In his start this past Sunday, Shelby Miller waited a full 8 2/3 innings before surrendering a hit to the Miami Marlins en route to his second shutout of the season. Miller’s most recent helping of excellence did nothing but quicken the velocity of the head-shaking so many Cardinal fans have been participating in throughout the first several weeks of the season. After all, a short-sighted glance would make it seem as though St. Louis GM/StanGraphs hero John Mozeliak jettisoned a budding ace for what is essentially a defensive replacement or pinch runner in Jason Heyward. We all know that isn’t the case (the “all” in this sentence is probably a bit optimistic), but early season results have a way of causing us to dust off our pitchforks and hit the streets with torches.
No matter what, it can’t be argued that Miller has been far better in his first eight starts of 2015 than anyone could have reasonably expected. The 24-year-old has managed to log 54 innings of 1.33 ERA baseball while adding a strikeout and killing a walk from his per-nine rates a year ago. That’s impressive stuff to be sure, and the Braves have a valuable commodity on their hands at a disgustingly affordable price. The thing is, though, it isn’t like the Cardinals didn’t think this was a possible outcome.
It’s only been half a year since the Heyward-Miller swap went down, and to pan the move based on early returns is rather foolish. Yes, the Cardinals were aware that Shelby Miller had it in him to excel and move toward the front of a big league rotation. Hell, no one would need to look further back in the rear view mirror than Miller’s 2013 early season surge for proof. Miller also finished 2014 on a relatively high note, earning a thumbs-up or two from around these parts thanks to a solid September and a nice showing against Clayton Kershaw in October’s NLDS match-up against the Dodgers. None of that could take away the palpable risk, though, as Miller had begun to rely almost exclusively on his fastball with little knowledge of how to place his once-great curve anywhere that wouldn’t incite a “ball four” call or a slow trot from a hitter who had recently drilled a seat in the stands with a bruised baseball.
All I’m saying is that Shelby Miller was far from a slam dunk at the stage in his career during which he was dealt to the Braves, and I’d hardly call him a lock to live up to his full potential now; we’re looking at eight starts, and while those eight starts are very encouraging, you surely don’t need anyone to ramble on and on about sample size. Add in an extremely lucky BABIP (.183!) and an uptick in swings and misses that is hardly earth-shattering, and it’s a lot more likely Miller is simply developing into a very good starter rather than an ace. There is still tons and tons of value in a player like that, especially when accompanied by Miller’s current price tag, but let’s not all brown our pants just yet.

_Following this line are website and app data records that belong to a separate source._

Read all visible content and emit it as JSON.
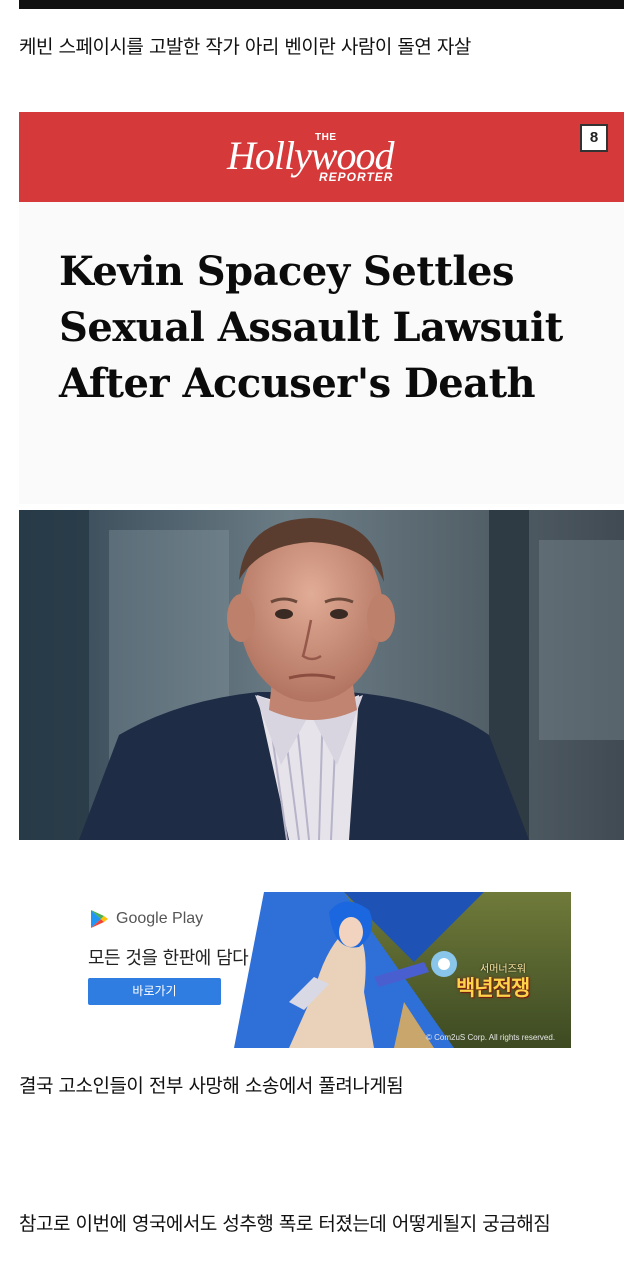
{
  "post": {
    "title_line": "케빈 스페이시를 고발한 작가 아리 벤이란 사람이 돌연 자살",
    "line_2": "결국 고소인들이 전부 사망해 소송에서 풀려나게됨",
    "line_3": "참고로 이번에 영국에서도 성추행 폭로 터졌는데 어떻게될지 궁금해짐"
  },
  "article_card": {
    "brand_the": "THE",
    "brand_script": "Hollywood",
    "brand_reporter": "REPORTER",
    "badge_number": "8",
    "headline": "Kevin Spacey Settles Sexual Assault Lawsuit After Accuser's Death",
    "banner_color": "#d6393a"
  },
  "ad": {
    "store_label": "Google Play",
    "headline": "모든 것을 한판에 담다",
    "button_label": "바로가기",
    "game_title": "백년전쟁",
    "game_subtitle": "서머너즈워",
    "copyright": "© Com2uS Corp. All rights reserved.",
    "button_color": "#2f7de1"
  }
}
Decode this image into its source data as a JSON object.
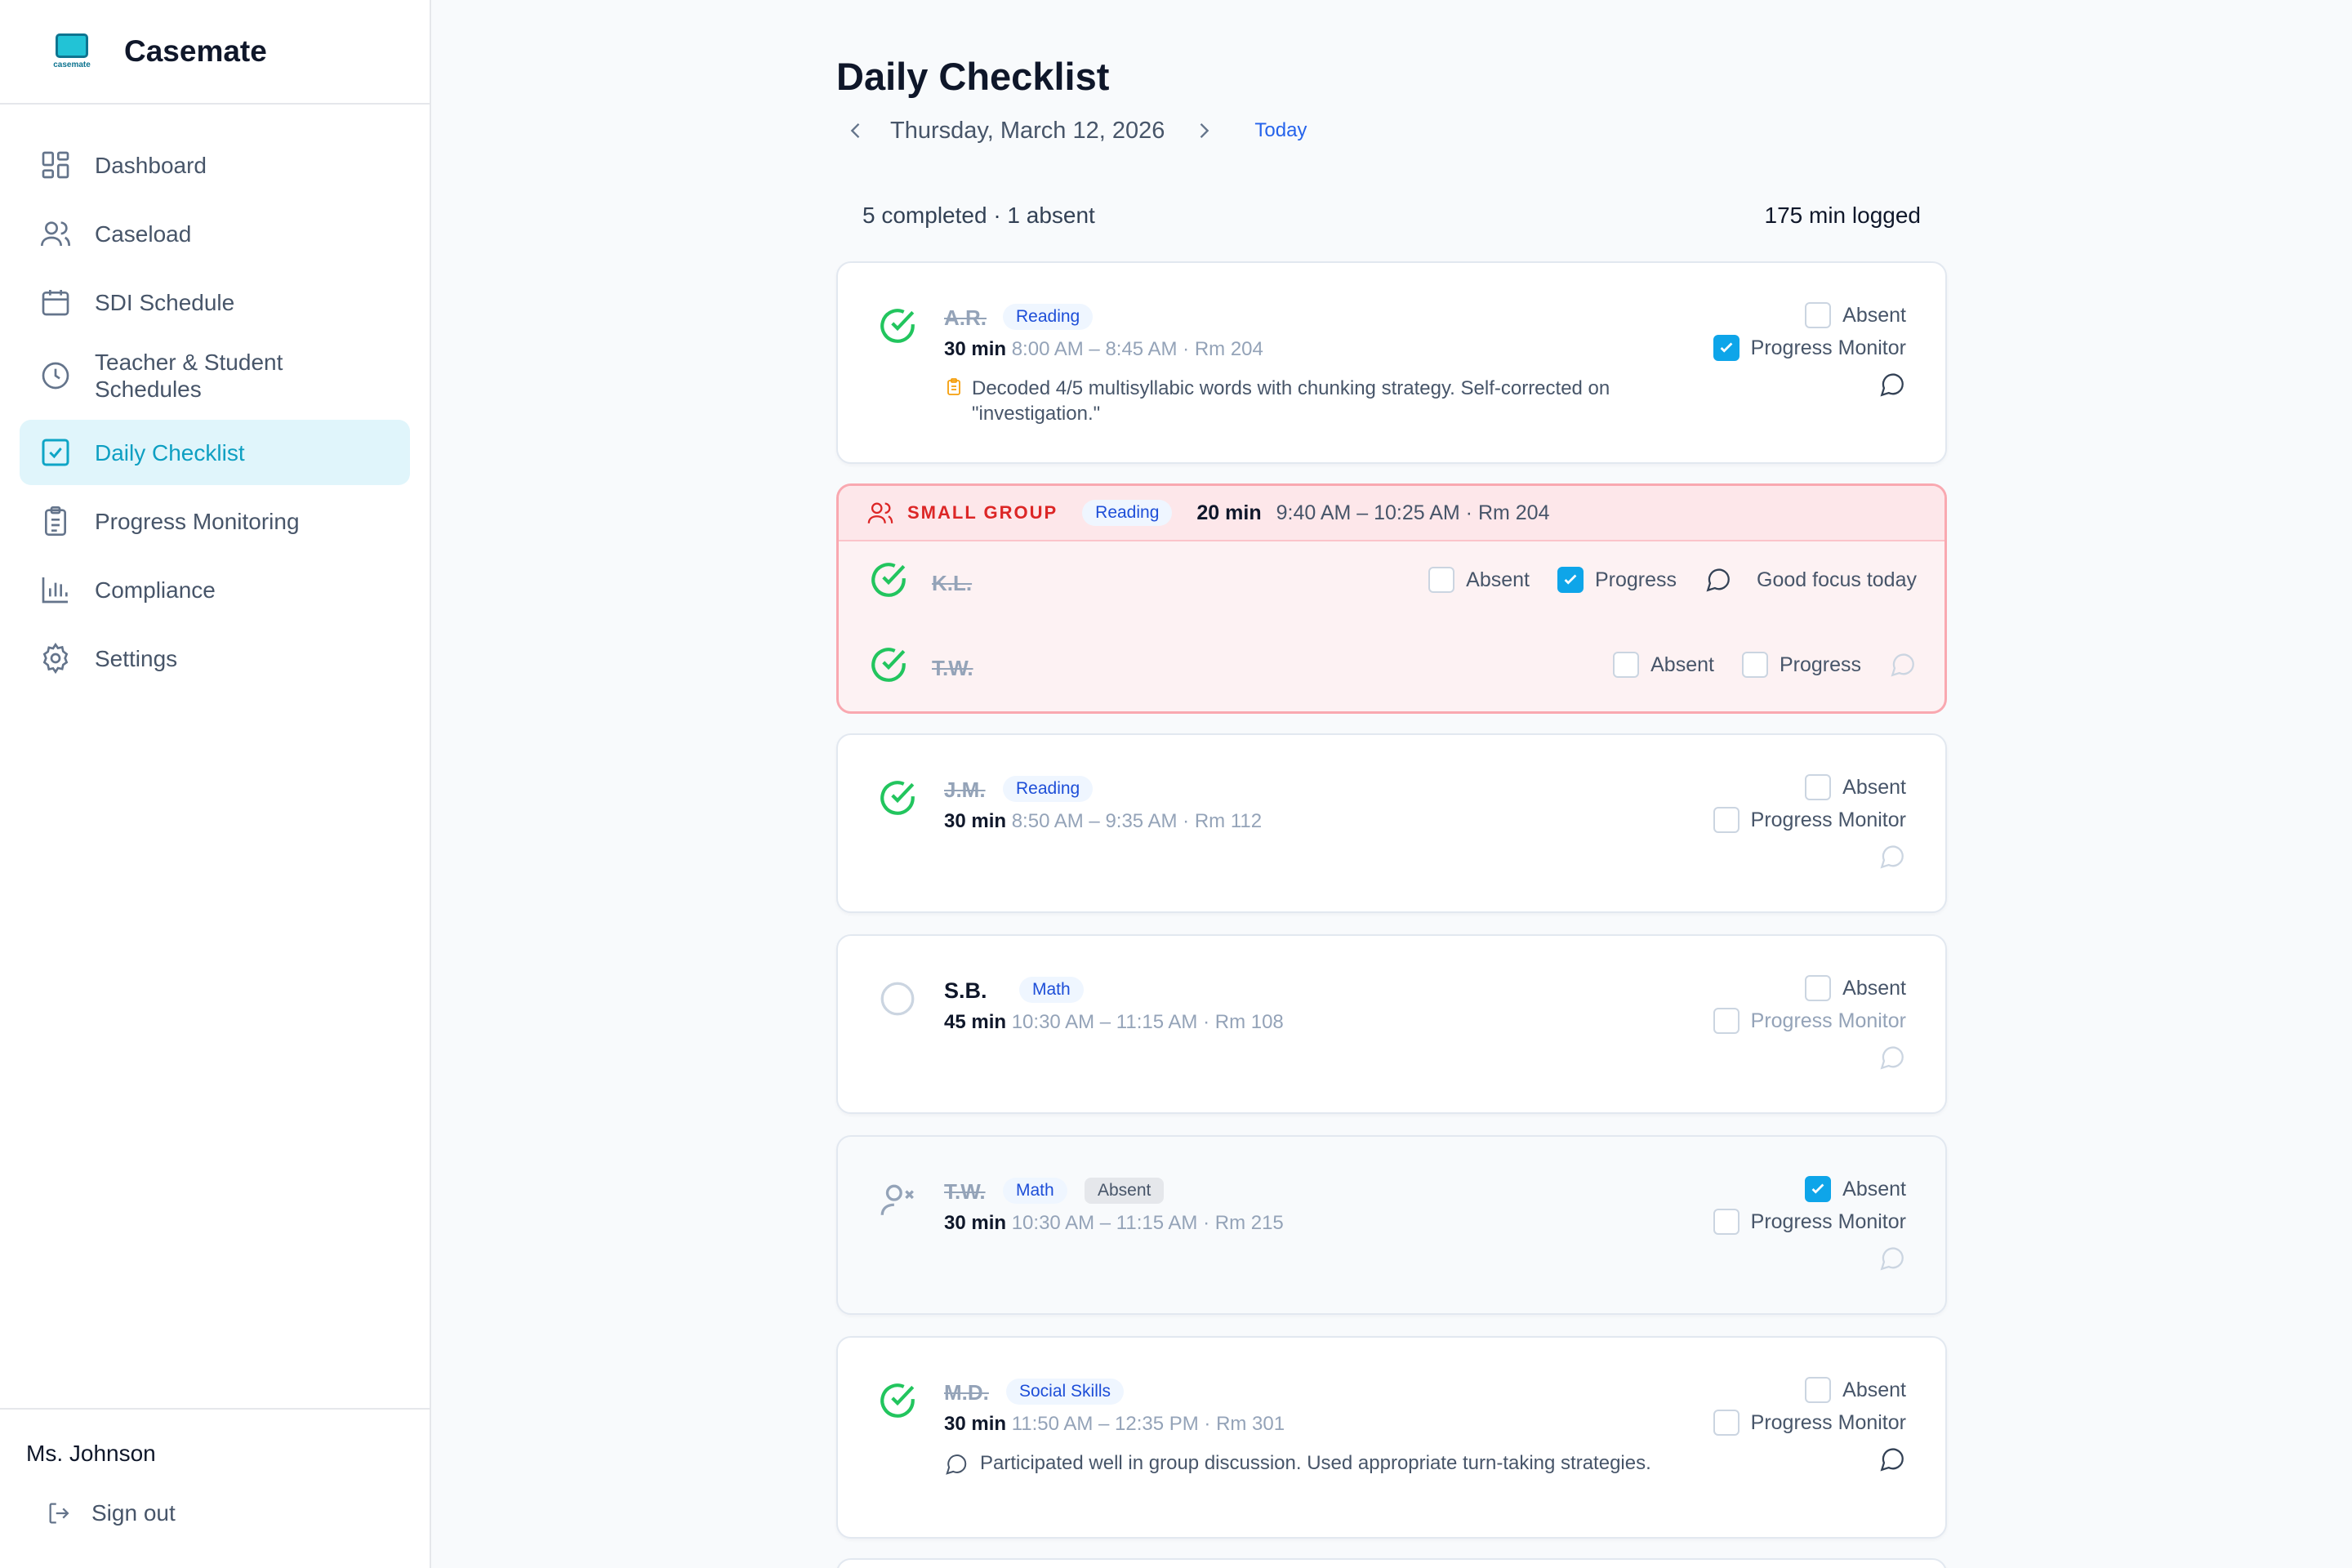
{
  "app": {
    "name": "Casemate",
    "logo_text": "casemate"
  },
  "sidebar": {
    "items": [
      {
        "label": "Dashboard",
        "icon": "dashboard-icon"
      },
      {
        "label": "Caseload",
        "icon": "users-icon"
      },
      {
        "label": "SDI Schedule",
        "icon": "calendar-icon"
      },
      {
        "label": "Teacher & Student Schedules",
        "icon": "clock-icon"
      },
      {
        "label": "Daily Checklist",
        "icon": "checkbox-icon",
        "active": true
      },
      {
        "label": "Progress Monitoring",
        "icon": "clipboard-icon"
      },
      {
        "label": "Compliance",
        "icon": "bar-chart-icon"
      },
      {
        "label": "Settings",
        "icon": "gear-icon"
      }
    ],
    "user": "Ms. Johnson",
    "signout": "Sign out"
  },
  "header": {
    "title": "Daily Checklist",
    "date": "Thursday, March 12, 2026",
    "today": "Today"
  },
  "summary": {
    "status": "5 completed · 1 absent",
    "logged": "175 min logged"
  },
  "labels": {
    "absent": "Absent",
    "progress_monitor": "Progress Monitor",
    "progress": "Progress",
    "small_group": "SMALL GROUP"
  },
  "sessions": [
    {
      "initials": "A.R.",
      "subject": "Reading",
      "minutes": "30 min",
      "time": "8:00 AM – 8:45 AM · Rm 204",
      "status": "done",
      "absent": false,
      "progress": true,
      "note": "Decoded 4/5 multisyllabic words with chunking strategy. Self-corrected on \"investigation.\""
    },
    {
      "initials": "J.M.",
      "subject": "Reading",
      "minutes": "30 min",
      "time": "8:50 AM – 9:35 AM · Rm 112",
      "status": "done",
      "absent": false,
      "progress": false
    },
    {
      "initials": "S.B.",
      "subject": "Math",
      "minutes": "45 min",
      "time": "10:30 AM – 11:15 AM · Rm 108",
      "status": "pending",
      "absent": false,
      "progress": false
    },
    {
      "initials": "T.W.",
      "subject": "Math",
      "badge": "Absent",
      "minutes": "30 min",
      "time": "10:30 AM – 11:15 AM · Rm 215",
      "status": "absent",
      "absent": true,
      "progress": false
    },
    {
      "initials": "M.D.",
      "subject": "Social Skills",
      "minutes": "30 min",
      "time": "11:50 AM – 12:35 PM · Rm 301",
      "status": "done",
      "absent": false,
      "progress": false,
      "note": "Participated well in group discussion. Used appropriate turn-taking strategies."
    }
  ],
  "group": {
    "subject": "Reading",
    "minutes": "20 min",
    "time": "9:40 AM – 10:25 AM · Rm 204",
    "students": [
      {
        "initials": "K.L.",
        "absent": false,
        "progress": true,
        "note": "Good focus today"
      },
      {
        "initials": "T.W.",
        "absent": false,
        "progress": false
      }
    ]
  },
  "colors": {
    "accent": "#0ea5c6",
    "done": "#22c55e",
    "group_border": "#f9a8b0",
    "group_label": "#dc2626"
  }
}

There are precious few scenarios that involve Miller ever, ever reaching the state of value that Jason Heyward possesses even when he’s slumping at the plate. As I’ve already mentioned more times than Randy Choate has called one of his teammates “young man,” we’re very early on in this season, but it doesn’t look readily apparent that Heyward is going to up and revert to his 2010 form or turn over a new leaf. Plenty of pundits were ready for Heyward to break out once he left Atlanta, but his patience (6.6 BB%) and power (.129 ISO) are more scarce than ever through 38 games in 2015. Still, just as with Miller, there was and is always that chance that Heyward’s star would ascend.
Unlike Miller, however, Heyward could make fans yawn and grumble all day and still actually be very valuable. Sure, this is likely only a one-year rental, but if you aren’t willing to do a one-year rental on a player who has been worth 15 fWAR over the past three seasons, then you probably don’t need to be a major league GM. Heyward’s measurable baseball intelligence has led to his becoming one of the elite defenders and base runners in the game, and he should still provide at least an average presence at the plate even if he doesn’t excel into his prime during his time in St. Louis.
It’s easy to bemoan the Shelby Miller-Jason Heyward trade when Miller is flirting with no-hitters and Heyward is rolling over every pitch to second base, but it’s wise to remember what both players were when the deal was consummated. Mozeliak took a calculated risk to boost a team primed for playoff contention in an area of weakness by dealing from a potential area of strength. Regardless of how this one looks in a decade, the reasoning behind the deal was extremely sound. If you’re a Cardinal fan, that should provide nothing but comfort going forward.